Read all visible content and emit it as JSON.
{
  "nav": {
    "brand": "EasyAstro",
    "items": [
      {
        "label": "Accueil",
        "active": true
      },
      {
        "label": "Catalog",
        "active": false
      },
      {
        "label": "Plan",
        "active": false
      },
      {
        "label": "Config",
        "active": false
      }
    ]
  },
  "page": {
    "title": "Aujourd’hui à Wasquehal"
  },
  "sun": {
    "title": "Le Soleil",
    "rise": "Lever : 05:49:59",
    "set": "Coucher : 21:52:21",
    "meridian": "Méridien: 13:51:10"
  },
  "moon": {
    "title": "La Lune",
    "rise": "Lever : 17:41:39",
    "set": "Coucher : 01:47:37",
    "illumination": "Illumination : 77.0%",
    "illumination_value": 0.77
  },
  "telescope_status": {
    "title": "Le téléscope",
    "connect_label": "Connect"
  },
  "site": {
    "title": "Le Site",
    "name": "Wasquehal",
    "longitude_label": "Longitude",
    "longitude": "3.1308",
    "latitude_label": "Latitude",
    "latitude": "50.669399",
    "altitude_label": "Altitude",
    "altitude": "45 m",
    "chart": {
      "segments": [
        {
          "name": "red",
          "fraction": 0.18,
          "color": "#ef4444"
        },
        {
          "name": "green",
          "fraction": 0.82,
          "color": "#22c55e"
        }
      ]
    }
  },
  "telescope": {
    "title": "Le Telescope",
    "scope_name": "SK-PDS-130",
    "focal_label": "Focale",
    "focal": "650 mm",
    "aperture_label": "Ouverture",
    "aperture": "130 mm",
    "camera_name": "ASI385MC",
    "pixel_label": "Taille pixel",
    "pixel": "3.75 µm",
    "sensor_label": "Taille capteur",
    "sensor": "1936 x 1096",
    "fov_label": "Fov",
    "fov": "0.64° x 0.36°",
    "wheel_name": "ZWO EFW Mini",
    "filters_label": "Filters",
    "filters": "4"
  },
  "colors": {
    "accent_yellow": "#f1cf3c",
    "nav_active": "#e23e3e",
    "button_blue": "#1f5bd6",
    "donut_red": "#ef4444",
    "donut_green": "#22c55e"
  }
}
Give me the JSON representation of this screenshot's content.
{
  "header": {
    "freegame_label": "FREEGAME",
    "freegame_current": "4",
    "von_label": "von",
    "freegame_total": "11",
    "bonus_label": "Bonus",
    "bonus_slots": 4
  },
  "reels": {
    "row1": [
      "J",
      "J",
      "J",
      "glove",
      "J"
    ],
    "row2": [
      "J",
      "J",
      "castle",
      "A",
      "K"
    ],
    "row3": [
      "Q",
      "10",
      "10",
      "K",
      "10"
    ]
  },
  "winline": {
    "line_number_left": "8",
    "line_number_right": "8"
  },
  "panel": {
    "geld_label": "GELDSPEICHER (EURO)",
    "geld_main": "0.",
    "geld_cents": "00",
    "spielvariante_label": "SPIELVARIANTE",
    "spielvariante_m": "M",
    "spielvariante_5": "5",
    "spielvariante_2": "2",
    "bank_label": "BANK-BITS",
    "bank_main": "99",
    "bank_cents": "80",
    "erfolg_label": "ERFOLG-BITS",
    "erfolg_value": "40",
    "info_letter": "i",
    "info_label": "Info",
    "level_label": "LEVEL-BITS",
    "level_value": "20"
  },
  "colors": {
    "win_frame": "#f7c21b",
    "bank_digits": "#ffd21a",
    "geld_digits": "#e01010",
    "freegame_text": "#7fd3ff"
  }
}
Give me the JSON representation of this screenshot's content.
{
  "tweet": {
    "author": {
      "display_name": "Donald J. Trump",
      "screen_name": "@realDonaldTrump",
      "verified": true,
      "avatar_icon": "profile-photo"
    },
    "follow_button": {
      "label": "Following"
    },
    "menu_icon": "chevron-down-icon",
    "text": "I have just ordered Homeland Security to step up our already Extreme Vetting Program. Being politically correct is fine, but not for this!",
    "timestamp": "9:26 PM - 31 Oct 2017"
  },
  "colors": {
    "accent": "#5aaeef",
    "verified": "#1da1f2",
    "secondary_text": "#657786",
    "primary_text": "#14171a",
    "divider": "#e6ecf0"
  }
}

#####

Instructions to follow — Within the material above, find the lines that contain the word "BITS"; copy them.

Final answer —
    "bank_label": "BANK-BITS",
    "erfolg_label": "ERFOLG-BITS",
    "level_label": "LEVEL-BITS",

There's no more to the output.